Dehydration refers both to hypohydration (dehydration induced prior to exercise) and to exercise-induced dehydration (dehydration that develops during exercise). The latter reduces aerobic endurance performance and results in increased body temperature, heart rate, perceived exertion, and possibly increased reliance on carbohydrate as a fuel source. Although the negative effects of exercise-induced dehydration on exercise performance were clearly demonstrated in the 1940s, athletes continued to believe for years thereafter that fluid intake was not beneficial. More recently, negative effects on performance have been demonstrated with modest (< 2%) dehydration, and these effects are exacerbated when the exercise is performed in a hot environment. The effects of hypohydration may vary, depending on whether it is induced through diuretics or sauna exposure, which substantially reduce plasma volume, or prior exercise, which has much less impact on plasma volume. Hypohydration reduces aerobic endurance, but its effects on muscle strength and endurance are not consistent and require further study.






But, regular amounts of caffeine don usually lead to dehydration. As we mentioned before the excess of anything ( including water ) is bad. Plus having diuretics flush out your body can be healthy.

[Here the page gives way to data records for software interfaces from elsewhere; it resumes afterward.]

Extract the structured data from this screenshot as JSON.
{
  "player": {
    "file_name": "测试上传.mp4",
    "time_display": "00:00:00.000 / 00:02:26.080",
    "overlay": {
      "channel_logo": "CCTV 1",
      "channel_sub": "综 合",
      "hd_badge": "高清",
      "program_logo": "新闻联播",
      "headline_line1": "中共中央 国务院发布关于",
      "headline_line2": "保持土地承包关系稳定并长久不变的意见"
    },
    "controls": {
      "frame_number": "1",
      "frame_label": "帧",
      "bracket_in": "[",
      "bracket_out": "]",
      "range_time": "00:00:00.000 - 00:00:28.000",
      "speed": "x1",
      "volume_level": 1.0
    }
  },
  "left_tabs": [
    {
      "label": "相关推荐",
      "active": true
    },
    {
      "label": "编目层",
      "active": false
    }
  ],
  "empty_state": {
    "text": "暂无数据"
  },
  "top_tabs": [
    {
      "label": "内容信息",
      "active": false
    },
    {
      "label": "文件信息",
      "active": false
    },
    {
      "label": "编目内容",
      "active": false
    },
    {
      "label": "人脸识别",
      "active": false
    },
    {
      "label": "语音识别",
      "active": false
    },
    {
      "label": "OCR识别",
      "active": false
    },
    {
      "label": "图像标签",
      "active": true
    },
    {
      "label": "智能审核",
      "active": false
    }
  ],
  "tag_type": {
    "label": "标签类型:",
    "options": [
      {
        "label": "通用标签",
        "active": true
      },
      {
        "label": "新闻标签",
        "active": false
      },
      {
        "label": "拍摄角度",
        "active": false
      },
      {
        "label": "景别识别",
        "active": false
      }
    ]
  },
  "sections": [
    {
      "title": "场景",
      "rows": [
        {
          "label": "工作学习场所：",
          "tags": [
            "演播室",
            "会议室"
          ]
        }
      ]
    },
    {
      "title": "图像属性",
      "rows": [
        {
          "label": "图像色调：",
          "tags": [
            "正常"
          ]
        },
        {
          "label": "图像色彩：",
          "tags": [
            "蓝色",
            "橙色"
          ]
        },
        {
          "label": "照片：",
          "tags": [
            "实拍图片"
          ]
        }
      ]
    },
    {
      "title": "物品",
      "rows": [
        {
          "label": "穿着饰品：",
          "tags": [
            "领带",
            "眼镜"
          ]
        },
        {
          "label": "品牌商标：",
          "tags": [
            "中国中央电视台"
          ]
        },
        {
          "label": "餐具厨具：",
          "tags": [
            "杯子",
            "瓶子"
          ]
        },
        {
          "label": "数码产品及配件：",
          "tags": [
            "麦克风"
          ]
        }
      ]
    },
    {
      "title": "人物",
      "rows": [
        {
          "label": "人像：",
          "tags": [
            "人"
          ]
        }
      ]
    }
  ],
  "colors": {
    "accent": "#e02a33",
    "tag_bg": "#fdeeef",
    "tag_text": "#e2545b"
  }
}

Hydration protocols can vary between people and how much they sweat, as all bodies are built differently- some bodies have more sweat glands than others therefore they need a different hydration protocol.


In this link, you can find how to measure sweat rate.



Sweat played an important part in keeping our body temperature down, so if we are not properly hydrated for sweating then how can we keep our body temperature down?



In conclusion, testing how much sweat you lose on average in a workout and  how much sodium you lose in your sweat can help you put a strategy in place when it comes to hydration… how much you drink based on how much to lose and properly adding carbohydrates and sodium in the mix as needed as well. 


For the long term, taking a prescription hydration plan can have an impact on your performance.